DATASET EXTRACT:

───

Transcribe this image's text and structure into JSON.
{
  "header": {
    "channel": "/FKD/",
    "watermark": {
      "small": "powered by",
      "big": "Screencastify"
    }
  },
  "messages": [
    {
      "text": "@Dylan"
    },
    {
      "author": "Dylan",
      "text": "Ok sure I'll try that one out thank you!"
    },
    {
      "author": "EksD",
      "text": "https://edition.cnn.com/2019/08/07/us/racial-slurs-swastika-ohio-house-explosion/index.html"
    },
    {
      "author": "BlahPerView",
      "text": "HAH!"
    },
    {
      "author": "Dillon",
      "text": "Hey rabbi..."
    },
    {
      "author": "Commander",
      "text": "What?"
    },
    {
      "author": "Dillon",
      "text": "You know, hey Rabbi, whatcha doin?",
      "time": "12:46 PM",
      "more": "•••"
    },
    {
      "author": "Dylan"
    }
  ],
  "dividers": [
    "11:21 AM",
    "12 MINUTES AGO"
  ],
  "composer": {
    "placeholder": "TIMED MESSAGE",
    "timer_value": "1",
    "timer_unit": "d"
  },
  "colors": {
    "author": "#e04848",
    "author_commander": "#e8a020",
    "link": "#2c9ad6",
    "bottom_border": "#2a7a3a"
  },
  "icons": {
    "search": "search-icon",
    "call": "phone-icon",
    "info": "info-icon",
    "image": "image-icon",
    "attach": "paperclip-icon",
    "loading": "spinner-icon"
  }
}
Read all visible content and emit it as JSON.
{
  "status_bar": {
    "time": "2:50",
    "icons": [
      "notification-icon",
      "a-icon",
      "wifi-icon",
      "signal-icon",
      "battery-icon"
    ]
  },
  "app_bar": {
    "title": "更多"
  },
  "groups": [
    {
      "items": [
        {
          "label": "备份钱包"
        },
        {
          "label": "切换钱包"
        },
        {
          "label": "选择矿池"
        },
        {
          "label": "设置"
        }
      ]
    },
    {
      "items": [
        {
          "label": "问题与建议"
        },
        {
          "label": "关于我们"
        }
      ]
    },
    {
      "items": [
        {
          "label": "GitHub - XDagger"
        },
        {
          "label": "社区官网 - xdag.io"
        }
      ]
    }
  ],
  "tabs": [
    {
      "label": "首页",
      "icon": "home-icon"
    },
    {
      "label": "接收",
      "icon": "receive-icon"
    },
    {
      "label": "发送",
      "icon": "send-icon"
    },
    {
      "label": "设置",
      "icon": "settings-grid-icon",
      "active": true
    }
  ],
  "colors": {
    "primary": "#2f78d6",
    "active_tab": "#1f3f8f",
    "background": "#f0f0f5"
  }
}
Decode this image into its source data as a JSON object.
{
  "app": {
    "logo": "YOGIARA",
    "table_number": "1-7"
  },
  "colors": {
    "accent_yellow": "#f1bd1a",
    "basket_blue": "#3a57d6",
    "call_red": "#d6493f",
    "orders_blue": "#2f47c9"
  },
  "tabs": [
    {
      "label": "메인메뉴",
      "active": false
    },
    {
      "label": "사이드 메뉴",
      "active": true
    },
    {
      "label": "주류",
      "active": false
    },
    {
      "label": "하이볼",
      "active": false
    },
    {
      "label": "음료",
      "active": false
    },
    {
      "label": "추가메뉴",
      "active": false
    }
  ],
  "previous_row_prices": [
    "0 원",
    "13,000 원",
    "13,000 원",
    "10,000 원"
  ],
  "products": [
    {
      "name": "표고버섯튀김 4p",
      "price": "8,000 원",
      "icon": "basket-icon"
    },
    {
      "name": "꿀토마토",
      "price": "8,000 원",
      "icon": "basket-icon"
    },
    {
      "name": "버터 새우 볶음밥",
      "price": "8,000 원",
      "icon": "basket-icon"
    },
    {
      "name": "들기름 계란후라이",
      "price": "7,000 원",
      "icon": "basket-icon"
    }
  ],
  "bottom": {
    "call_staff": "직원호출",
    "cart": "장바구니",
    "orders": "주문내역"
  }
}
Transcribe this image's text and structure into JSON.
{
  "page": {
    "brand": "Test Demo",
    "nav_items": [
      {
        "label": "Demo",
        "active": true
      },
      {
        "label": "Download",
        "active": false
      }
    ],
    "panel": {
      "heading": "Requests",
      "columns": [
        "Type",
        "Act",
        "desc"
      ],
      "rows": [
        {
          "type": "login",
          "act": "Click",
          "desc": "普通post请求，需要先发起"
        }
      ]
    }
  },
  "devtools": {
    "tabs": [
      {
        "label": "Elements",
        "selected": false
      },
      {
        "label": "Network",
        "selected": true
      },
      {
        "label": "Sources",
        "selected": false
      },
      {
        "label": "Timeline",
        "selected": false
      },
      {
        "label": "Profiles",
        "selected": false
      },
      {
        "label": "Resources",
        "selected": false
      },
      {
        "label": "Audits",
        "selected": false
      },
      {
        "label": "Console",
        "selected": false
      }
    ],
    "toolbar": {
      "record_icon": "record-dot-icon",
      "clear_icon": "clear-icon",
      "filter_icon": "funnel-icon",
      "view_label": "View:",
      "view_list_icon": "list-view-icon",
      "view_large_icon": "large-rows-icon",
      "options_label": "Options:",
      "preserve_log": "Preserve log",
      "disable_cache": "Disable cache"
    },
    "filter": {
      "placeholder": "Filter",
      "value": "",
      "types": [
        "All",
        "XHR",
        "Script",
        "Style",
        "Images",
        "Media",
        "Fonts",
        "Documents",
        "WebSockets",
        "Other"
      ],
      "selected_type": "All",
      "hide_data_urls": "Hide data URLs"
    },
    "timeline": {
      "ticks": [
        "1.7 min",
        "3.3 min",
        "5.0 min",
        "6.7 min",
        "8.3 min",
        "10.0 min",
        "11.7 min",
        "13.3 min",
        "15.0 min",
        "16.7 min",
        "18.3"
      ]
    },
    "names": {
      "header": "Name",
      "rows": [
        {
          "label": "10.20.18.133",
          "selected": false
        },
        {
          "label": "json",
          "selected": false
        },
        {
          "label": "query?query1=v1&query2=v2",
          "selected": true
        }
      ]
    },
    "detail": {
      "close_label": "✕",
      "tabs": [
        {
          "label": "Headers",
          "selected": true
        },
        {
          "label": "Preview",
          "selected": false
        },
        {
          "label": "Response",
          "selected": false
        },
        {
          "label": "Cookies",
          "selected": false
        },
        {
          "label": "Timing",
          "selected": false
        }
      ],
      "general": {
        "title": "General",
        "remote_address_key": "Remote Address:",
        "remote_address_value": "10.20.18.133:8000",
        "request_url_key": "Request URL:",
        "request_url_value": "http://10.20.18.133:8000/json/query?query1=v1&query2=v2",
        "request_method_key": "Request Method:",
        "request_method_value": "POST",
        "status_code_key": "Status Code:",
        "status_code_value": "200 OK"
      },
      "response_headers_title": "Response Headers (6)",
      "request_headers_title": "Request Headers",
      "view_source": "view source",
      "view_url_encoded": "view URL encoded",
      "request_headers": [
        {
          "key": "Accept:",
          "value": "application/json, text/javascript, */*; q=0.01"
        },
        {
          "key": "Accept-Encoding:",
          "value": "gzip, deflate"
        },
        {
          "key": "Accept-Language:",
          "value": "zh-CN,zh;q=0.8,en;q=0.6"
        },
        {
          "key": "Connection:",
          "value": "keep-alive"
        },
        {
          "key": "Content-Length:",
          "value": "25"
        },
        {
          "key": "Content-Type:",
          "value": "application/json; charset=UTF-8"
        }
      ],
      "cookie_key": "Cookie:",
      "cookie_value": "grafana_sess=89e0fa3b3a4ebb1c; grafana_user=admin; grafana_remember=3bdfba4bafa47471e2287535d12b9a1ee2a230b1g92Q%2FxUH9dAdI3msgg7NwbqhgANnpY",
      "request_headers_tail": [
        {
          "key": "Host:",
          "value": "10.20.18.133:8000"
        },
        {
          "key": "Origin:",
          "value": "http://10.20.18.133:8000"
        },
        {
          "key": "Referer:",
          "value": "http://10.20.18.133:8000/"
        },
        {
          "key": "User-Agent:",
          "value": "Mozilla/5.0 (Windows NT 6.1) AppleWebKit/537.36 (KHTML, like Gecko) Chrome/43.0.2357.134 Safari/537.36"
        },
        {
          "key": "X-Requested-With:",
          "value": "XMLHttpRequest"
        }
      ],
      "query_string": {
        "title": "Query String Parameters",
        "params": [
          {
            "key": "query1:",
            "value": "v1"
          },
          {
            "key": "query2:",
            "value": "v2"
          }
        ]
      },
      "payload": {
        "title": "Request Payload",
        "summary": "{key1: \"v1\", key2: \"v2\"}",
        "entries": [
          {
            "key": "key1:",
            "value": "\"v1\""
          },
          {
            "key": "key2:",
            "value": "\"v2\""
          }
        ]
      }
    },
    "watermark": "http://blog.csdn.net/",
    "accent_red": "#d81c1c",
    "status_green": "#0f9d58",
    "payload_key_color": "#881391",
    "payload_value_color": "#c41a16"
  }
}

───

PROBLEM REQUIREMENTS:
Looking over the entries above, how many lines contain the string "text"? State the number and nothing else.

RESULT:
10